There are many reasons to remove a toilet permanently. You may want to stop sewage from backing up into the toilet or perhaps you don’t need it in a specific location any longer. When this is the case, it is important to remove the toilet properly and close off the drain.
Working with bathroom pipes is complicated and messy. If you are hesitant about doing the job, leave it to a professional. It is better to pay a little extra and have it done right than have a bigger mess on your hands.
To tackle the job yourself, first, put on gloves and shut off the water using the toilet’s supply line. Then, flush the toilet a few times until the tank is empty. Use a mop, microfiber towels, or a wet-dry vac to remove any water that’s left.
Disconnect the plumbing, then unbolt the toilet from the floor. Rock the seat to break the toilet free from the wax ring, then dispose of it appropriately. Measure the drain hole to ensure you use the right plug or cap. Fasten it on the pipe and tighten the wing nut to secure it. Cap the drain with a toilet cover.
If you have a delicate stomach when it comes to smells, you may want to avoid doing this job, as pipes can create a nasty sewer gas stench.
You can remove a toilet permanently without a plumber if you are experienced with plumbing and are handy enough to give it a try.
How to Permanently Remove a Toilet
Removing a toilet is not a difficult task but can be smelly when dealing with pipes. Completing this project involves four basic steps.
Step One: Shut off the Water
Before beginning this project, shut off the toilet’s water supply. Most of the time, you will need to shut off the valve, usually located on the back of the toilet, instead of shutting off the water for the entire house.
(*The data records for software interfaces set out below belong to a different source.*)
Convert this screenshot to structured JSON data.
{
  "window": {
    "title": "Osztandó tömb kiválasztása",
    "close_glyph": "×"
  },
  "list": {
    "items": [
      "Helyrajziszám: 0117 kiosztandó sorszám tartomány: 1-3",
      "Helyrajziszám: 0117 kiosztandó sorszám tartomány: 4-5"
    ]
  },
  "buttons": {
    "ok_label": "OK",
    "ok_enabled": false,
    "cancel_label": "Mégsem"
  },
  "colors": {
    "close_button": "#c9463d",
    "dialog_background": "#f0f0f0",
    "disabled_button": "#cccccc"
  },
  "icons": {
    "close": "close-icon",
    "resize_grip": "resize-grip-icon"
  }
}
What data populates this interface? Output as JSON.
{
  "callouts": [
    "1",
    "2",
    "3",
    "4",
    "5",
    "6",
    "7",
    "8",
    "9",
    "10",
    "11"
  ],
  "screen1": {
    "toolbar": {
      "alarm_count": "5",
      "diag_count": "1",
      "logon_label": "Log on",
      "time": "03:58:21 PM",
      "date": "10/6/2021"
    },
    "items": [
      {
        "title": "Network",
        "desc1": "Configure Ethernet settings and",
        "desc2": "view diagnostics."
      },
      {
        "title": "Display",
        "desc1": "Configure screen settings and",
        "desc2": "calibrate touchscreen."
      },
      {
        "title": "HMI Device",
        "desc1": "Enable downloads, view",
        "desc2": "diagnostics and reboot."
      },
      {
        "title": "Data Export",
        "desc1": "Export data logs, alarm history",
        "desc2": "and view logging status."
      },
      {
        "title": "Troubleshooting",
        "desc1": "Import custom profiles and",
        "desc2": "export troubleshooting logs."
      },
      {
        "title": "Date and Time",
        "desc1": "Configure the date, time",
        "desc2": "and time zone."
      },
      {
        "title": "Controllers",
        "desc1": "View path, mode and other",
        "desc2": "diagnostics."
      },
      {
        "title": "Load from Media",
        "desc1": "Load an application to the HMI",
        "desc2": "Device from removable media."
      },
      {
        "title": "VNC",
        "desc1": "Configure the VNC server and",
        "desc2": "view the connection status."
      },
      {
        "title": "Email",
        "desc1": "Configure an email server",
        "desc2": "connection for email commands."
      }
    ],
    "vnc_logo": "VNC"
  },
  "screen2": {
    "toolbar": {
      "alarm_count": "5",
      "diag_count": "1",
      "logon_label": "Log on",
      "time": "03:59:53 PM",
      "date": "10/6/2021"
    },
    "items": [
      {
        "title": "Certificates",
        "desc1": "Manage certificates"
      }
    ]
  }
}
This step is important. If you don’t properly shut off the water, the smelly sewage water will splash everywhere, ending up in a bigger task when cleaning up. Plus, you’ll likely have a stench in the room, as well.
After you turn off the water, flush multiple times to empty out the tank. If any water remains, clean it out with a mop or microfiber towels. When the toilet and tank are dry, use a wrench and disconnect the toilet’s supply line. Then, you can physically remove the toilet.
Step Two: Unbolt the Toilet and Remove
The toilet is attached to the floor with bolts. While it may be a simple job, if the toilet is older, you may find that the bolts are rusted in place. First, try using a wrench to unbolt the toilet. If it doesn’t work, then you can use a hacksaw to unbolt the toilet from the floor.
Once you remover the bolts, rock the commode until it breaks free from the wax ring. When it’s free, you can dispose of it appropriately. Then, the only thing left is cleaning up left-behind residue and mess from the floor.
If you can unbolt the toilet bowl from the tank, it will be easier to carry once finished. Toilets easily weigh as much as 100 lbs. Removing it in two stages will help to prevent back pain and overexertion.
Step Three: Take Drain Hole Measurements
Take measurements of the toilet drain hole carefully. Generally, they will be three or four inches. Write down the measurement as it will help you in determining the cap size or plug.
Use a tape measure or ruler, and be as accurate as possible. If the cap/plug doesn’t fit, you will need to go back to the home improvement store to buy another one and you probably won’t be able to return the first one.
Step Four: Place and Tighten the Drain Plug
After you choose the right-sized plug or cap, place it on the pipe. Many plugs use a wingnut located on them. Once it’s fastened on a pipe, tighten it to secure it into place.
The final step is capping the drain with the toilet cover. Toilet covers are rubber or PVC attached with a rubber skirt. The drain is capped when you clamp the skirt around the pipe using hose clamps. They can be attached using a small wrench or screwdriver.
Things to Avoid
Homeowners should avoid these common mistakes while completing this project as a mess can quickly be created, and the smell can remain in the house for a prolonged period.
Avoid Rocking the Toilet too Much
If you do this, you can shake out water that is hidden in the toilet plumbing. This water will stink for a long time afterward and is difficult to get rid of.
Check for Threads Inside the Flange
To determine whether a threaded cap is needed, check the inside of the flange. If no threads exist, you need a different cap to effectively close the drain. Most plugs are rubber. However, some are wood and require pounding them on the top until fully inserted.
Placing the wrong plug into the hole can permit sewer line vapors to come through the pipe.
Always Wear Gloves
The toilet and pipes are slippery. They can contain fluids that you do not want to touch while working. For safety, gloves help you get a reliable grip on your tools, and they protect your from anything that may be harmful. The best type of glove to use is made of rubber and has some form of a grip.
Removing a toilet and capping off a drain is not a difficult task to accomplish. Most homeowners find they can easily do it themselves and end up saving money in the process. All steps need to be followed carefully as the wrong move may equate to a smelly mess that lingers long after the job is done.
Be sure to take your time, and if you are even remotely hesitant, hire a plumber. In the end, you may be thankful that you did.